The Seven Days of Simon Labrosse
in co-production with
Montreal Young Company &
Gravy Bath Productions
April 08, 2005 – May 01, 2005
by Carole Frechette
translated by John Murrell
directed by Michael Shamata
David Perreault Ninacs (Montreal)
Daniele Guevara (Toronto)
The Seven Days of Simon Labrosse is a darkly comic play about the psychological effects of feeling useless in the world.
Simon Labrosse, an unemployed young man, invites the public to witness a few scenes from his life, enacted with the help of his reluctant friends, Leo, the gloomy poet, and Nathalie, the fanatical personal development enthusiast. Inventive and doggedly optimistic, Simon shares his plans for reinsertion into public life. By turns emotional stunt-man, finisher of sentences, ego-enhancer and emptiness eradicator, he desperately tries to find his place in society. Under the constant pressure of failure and rejection, Simon's faith eventually weakens until in complete seclusion, without money and homeless, he offers his last value: himself.

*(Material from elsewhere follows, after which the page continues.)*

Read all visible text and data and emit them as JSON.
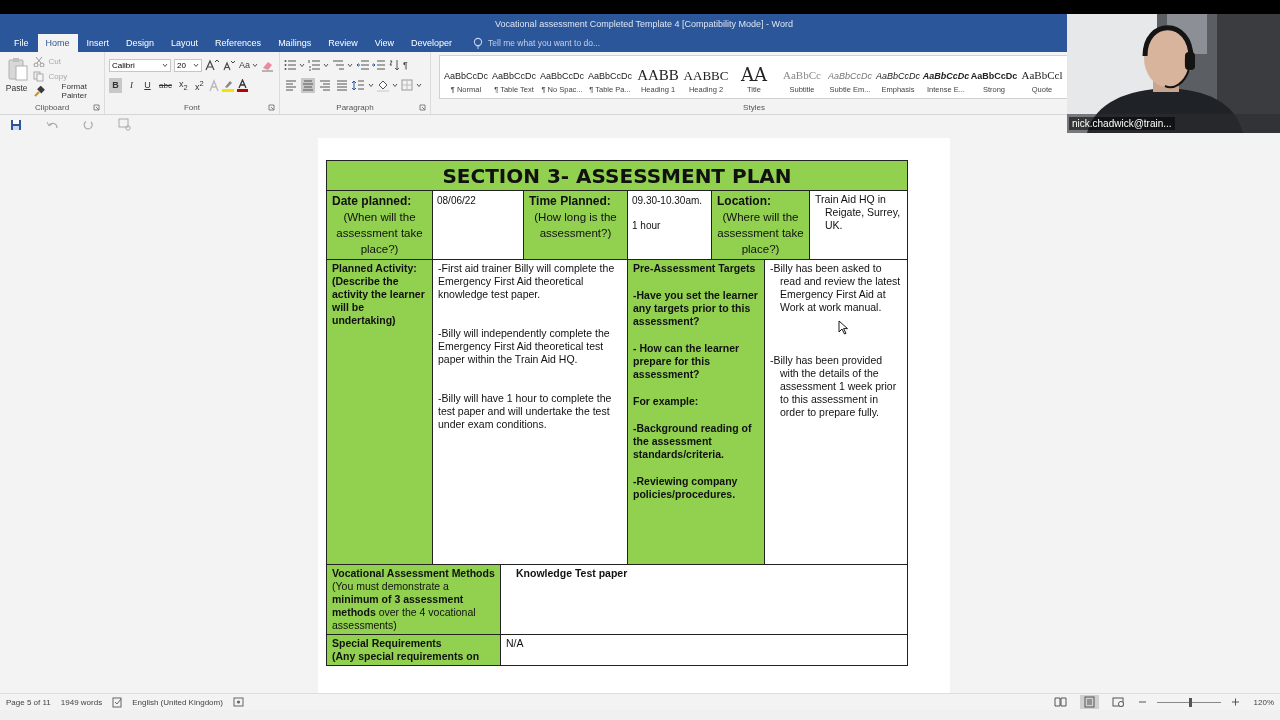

Internationally recognized playwright Carole Fréchette’s Governor General’s Award-winning The Four Lives of Marie garnered eight Dora Award nominations and won the 1998 Chalmers Award for Best New Play. Her other plays include Elisa's Skin and The Seven Days of Simon Labrosse – both nominated for Governor General’s Awards – along with Jean de Béatrice, which opened at Theatre d’Aujourd’hui in March of 2002. In that same year, Carole Fréchette was the first winner of the Siminovitch Prize for playwriting.